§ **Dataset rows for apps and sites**
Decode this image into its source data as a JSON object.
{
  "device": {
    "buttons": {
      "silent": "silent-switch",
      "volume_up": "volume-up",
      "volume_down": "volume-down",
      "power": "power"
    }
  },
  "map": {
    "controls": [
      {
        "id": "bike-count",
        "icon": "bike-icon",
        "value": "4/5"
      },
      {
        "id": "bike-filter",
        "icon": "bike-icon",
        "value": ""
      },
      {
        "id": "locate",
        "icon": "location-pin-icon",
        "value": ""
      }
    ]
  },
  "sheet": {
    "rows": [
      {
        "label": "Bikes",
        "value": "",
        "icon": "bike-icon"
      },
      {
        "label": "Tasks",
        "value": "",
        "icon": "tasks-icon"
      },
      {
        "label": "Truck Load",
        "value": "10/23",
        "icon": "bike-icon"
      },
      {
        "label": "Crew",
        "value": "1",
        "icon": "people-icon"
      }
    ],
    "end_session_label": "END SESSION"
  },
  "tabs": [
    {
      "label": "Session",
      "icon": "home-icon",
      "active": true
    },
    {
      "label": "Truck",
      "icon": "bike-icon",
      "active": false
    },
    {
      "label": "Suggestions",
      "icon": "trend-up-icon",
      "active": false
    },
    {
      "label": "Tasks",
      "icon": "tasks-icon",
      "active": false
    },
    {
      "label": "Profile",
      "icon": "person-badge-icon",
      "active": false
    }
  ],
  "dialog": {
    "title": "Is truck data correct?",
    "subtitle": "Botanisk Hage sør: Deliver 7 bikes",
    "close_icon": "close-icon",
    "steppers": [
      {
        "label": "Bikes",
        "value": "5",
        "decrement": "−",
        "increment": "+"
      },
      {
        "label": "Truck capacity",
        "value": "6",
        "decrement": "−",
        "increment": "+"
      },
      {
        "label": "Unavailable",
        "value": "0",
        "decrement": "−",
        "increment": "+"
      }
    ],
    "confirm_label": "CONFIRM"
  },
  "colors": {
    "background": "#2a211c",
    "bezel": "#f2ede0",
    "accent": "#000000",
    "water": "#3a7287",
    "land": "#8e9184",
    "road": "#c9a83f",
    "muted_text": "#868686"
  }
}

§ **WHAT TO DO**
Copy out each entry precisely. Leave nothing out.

§ **ANSWER BELOW**
Decode this image into its source data as a JSON object.
{
  "device": {
    "buttons": {
      "silent": "silent-switch",
      "volume_up": "volume-up",
      "volume_down": "volume-down",
      "power": "power"
    }
  },
  "map": {
    "controls": [
      {
        "id": "bike-count",
        "icon": "bike-icon",
        "value": "4/5"
      },
      {
        "id": "bike-filter",
        "icon": "bike-icon",
        "value": ""
      },
      {
        "id": "locate",
        "icon": "location-pin-icon",
        "value": ""
      }
    ]
  },
  "sheet": {
    "rows": [
      {
        "label": "Bikes",
        "value": "",
        "icon": "bike-icon"
      },
      {
        "label": "Tasks",
        "value": "",
        "icon": "tasks-icon"
      },
      {
        "label": "Truck Load",
        "value": "10/23",
        "icon": "bike-icon"
      },
      {
        "label": "Crew",
        "value": "1",
        "icon": "people-icon"
      }
    ],
    "end_session_label": "END SESSION"
  },
  "tabs": [
    {
      "label": "Session",
      "icon": "home-icon",
      "active": true
    },
    {
      "label": "Truck",
      "icon": "bike-icon",
      "active": false
    },
    {
      "label": "Suggestions",
      "icon": "trend-up-icon",
      "active": false
    },
    {
      "label": "Tasks",
      "icon": "tasks-icon",
      "active": false
    },
    {
      "label": "Profile",
      "icon": "person-badge-icon",
      "active": false
    }
  ],
  "dialog": {
    "title": "Is truck data correct?",
    "subtitle": "Botanisk Hage sør: Deliver 7 bikes",
    "close_icon": "close-icon",
    "steppers": [
      {
        "label": "Bikes",
        "value": "5",
        "decrement": "−",
        "increment": "+"
      },
      {
        "label": "Truck capacity",
        "value": "6",
        "decrement": "−",
        "increment": "+"
      },
      {
        "label": "Unavailable",
        "value": "0",
        "decrement": "−",
        "increment": "+"
      }
    ],
    "confirm_label": "CONFIRM"
  },
  "colors": {
    "background": "#2a211c",
    "bezel": "#f2ede0",
    "accent": "#000000",
    "water": "#3a7287",
    "land": "#8e9184",
    "road": "#c9a83f",
    "muted_text": "#868686"
  }
}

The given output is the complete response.